The name Marco Polo has excited the imagination of children and adults alike for hundreds of years. This famous explorer left his home in Venice in 1271 to sail for a journey of a twenty four-year. A journey that took him where no European had been before. He went across the Middle East to Central Asia, Peking, and eventually to the palace of the strong Mongol King, Kublai Khan. Yet, when Marco returned home, he told the amazing stories to very few people.
In the thirteenth century, European traders wanted to enlarge their business to new parts of the world. Among them were Marco, Marco’s father and uncle, who had already successfully made one training exploration journey to Asia. But, by the time they arrived in Cathay (present day China) three and half years later, Marco had learnt enough, including four new languages, to get the confidence and trust of Kublai Khan himself.
Kublai, who wanted to learn as much as possible about western cultures, welcomed the Polos to his palace. Kublai trusted Marco and he gave him a job for seventeen years. In time, the Polos wanted to return home. Kublai agreed with their wish and they went home.
When they returned home in 1925, no one believed that people of the empire used paper money and spoke different accents, but they had one system of writing. For Europeans who believed that no civilization could be greater or more advanced than their own, his stories of highly organized, efficiently managed empire that spread from China to Iraq and Russia were too strange to be believable.
Marco continued life as a successful merchant trader and adventurer. On his death bed in 1324, at the age of seventy, Marco was asked if he wanted to admit he told the lies about Cathay. Marco replied, “I didn’t tell half of what I saw because I knew no one would have believed me.”

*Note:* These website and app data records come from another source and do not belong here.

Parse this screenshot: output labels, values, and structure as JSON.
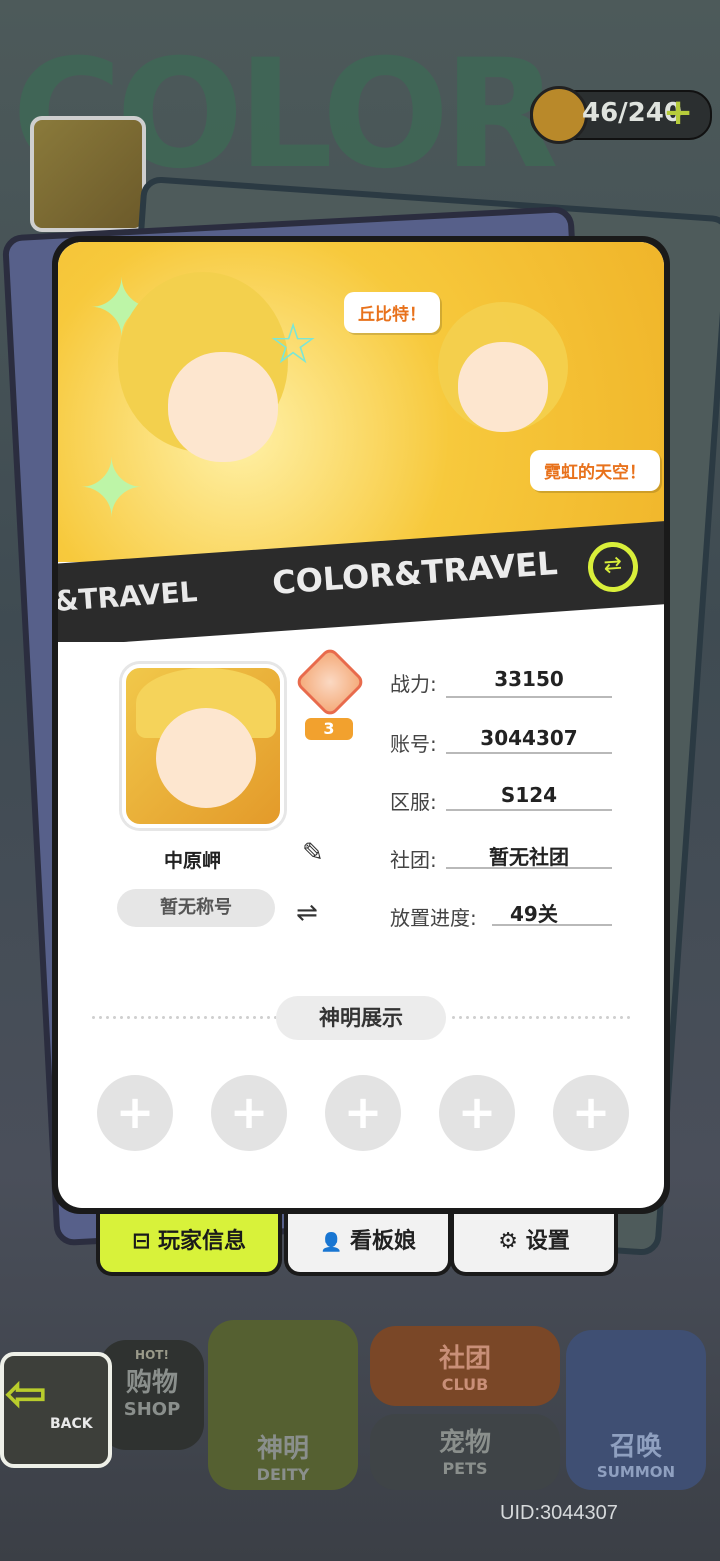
{
  "top_bar": {
    "stamina": "46/240",
    "plus": "+"
  },
  "background": {
    "word": "COLOR"
  },
  "banner": {
    "bubble_1": "丘比特！",
    "bubble_2": "霓虹的天空！",
    "stripe_text_small": "&TRAVEL",
    "stripe_text_large": "COLOR&TRAVEL",
    "stripe_icon": "⇄"
  },
  "profile": {
    "name": "中原岬",
    "title": "暂无称号",
    "rank_level": "3",
    "stats": [
      {
        "label": "战力:",
        "value": "33150"
      },
      {
        "label": "账号:",
        "value": "3044307"
      },
      {
        "label": "区服:",
        "value": "S124"
      },
      {
        "label": "社团:",
        "value": "暂无社团"
      },
      {
        "label": "放置进度:",
        "value": "49关"
      }
    ]
  },
  "deity_section": {
    "title": "神明展示",
    "slot_symbol": "+"
  },
  "tabs": [
    {
      "label": "玩家信息",
      "icon": "⊟"
    },
    {
      "label": "看板娘",
      "icon": "👤"
    },
    {
      "label": "设置",
      "icon": "⚙"
    }
  ],
  "bottom_menu": {
    "back": "BACK",
    "shop_cn": "购物",
    "shop_en": "SHOP",
    "hot": "HOT!",
    "deity_cn": "神明",
    "deity_en": "DEITY",
    "club_cn": "社团",
    "club_en": "CLUB",
    "pets_cn": "宠物",
    "pets_en": "PETS",
    "summon_cn": "召唤",
    "summon_en": "SUMMON"
  },
  "uid": "UID:3044307",
  "colors": {
    "accent": "#d8f23a",
    "banner_yellow": "#f7c93c",
    "rank_orange": "#f2a12e"
  }
}
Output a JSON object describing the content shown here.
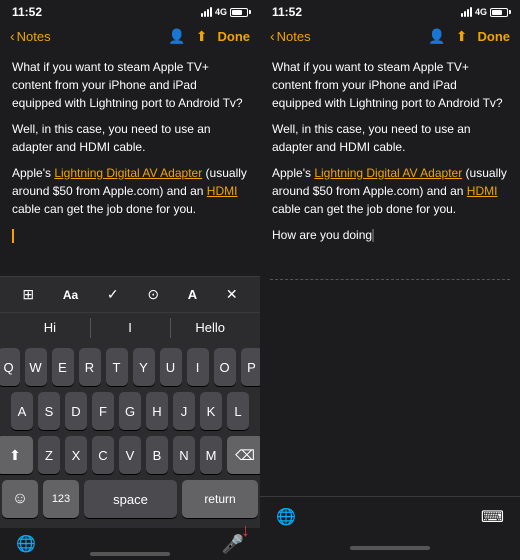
{
  "left_panel": {
    "status": {
      "time": "11:52",
      "network": "4G"
    },
    "nav": {
      "back_label": "Notes",
      "done_label": "Done"
    },
    "note": {
      "paragraph1": "What if you want to steam Apple TV+ content from your iPhone and iPad equipped with Lightning port to Android Tv?",
      "paragraph2": "Well, in this case, you need to use an adapter and HDMI cable.",
      "paragraph3_pre": "Apple's ",
      "paragraph3_link1": "Lightning Digital AV Adapter",
      "paragraph3_mid": " (usually around $50 from Apple.com) and an ",
      "paragraph3_link2": "HDMI",
      "paragraph3_post": " cable can get the job done for you."
    },
    "toolbar": {
      "icons": [
        "⊞",
        "Aa",
        "✓",
        "📷",
        "A",
        "✕"
      ]
    },
    "predictive": {
      "words": [
        "Hi",
        "I",
        "Hello"
      ]
    },
    "keyboard": {
      "row1": [
        "Q",
        "W",
        "E",
        "R",
        "T",
        "Y",
        "U",
        "I",
        "O",
        "P"
      ],
      "row2": [
        "A",
        "S",
        "D",
        "F",
        "G",
        "H",
        "J",
        "K",
        "L"
      ],
      "row3": [
        "Z",
        "X",
        "C",
        "V",
        "B",
        "N",
        "M"
      ],
      "space_label": "space",
      "return_label": "return",
      "num_label": "123"
    }
  },
  "right_panel": {
    "status": {
      "time": "11:52",
      "network": "4G"
    },
    "nav": {
      "back_label": "Notes",
      "done_label": "Done"
    },
    "note": {
      "paragraph1": "What if you want to steam Apple TV+ content from your iPhone and iPad equipped with Lightning port to Android Tv?",
      "paragraph2": "Well, in this case, you need to use an adapter and HDMI cable.",
      "paragraph3_pre": "Apple's ",
      "paragraph3_link1": "Lightning Digital AV Adapter",
      "paragraph3_mid": " (usually around $50 from Apple.com) and an ",
      "paragraph3_link2": "HDMI",
      "paragraph3_post": " cable can get the job done for you.",
      "paragraph4": "How are you doing"
    }
  }
}
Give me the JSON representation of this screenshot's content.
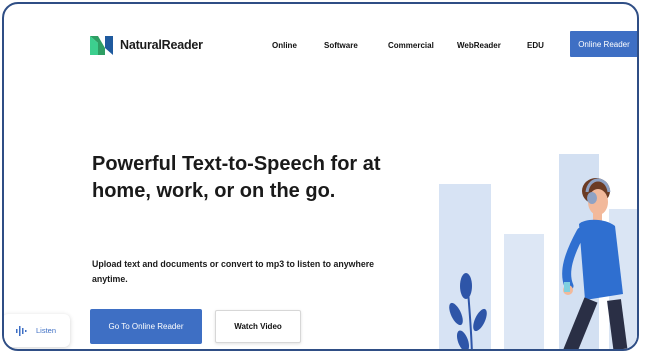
{
  "brand": {
    "name": "NaturalReader"
  },
  "nav": {
    "items": [
      "Online",
      "Software",
      "Commercial",
      "WebReader",
      "EDU"
    ],
    "cta_label": "Online Reader"
  },
  "hero": {
    "headline": "Powerful Text-to-Speech for at home, work, or on the go.",
    "subtext": "Upload text and documents or convert to mp3 to listen to anywhere anytime.",
    "primary_button": "Go To Online Reader",
    "secondary_button": "Watch Video"
  },
  "listen_widget": {
    "label": "Listen",
    "icon": "audio-wave-icon"
  },
  "colors": {
    "accent": "#3e6fc4",
    "frame": "#2f4e85",
    "text": "#1a1a1a"
  }
}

Question one: What does the passage mainly discuss: (1 point)
a. Chinese inventions and their effects
Please join StudyMode to read the full document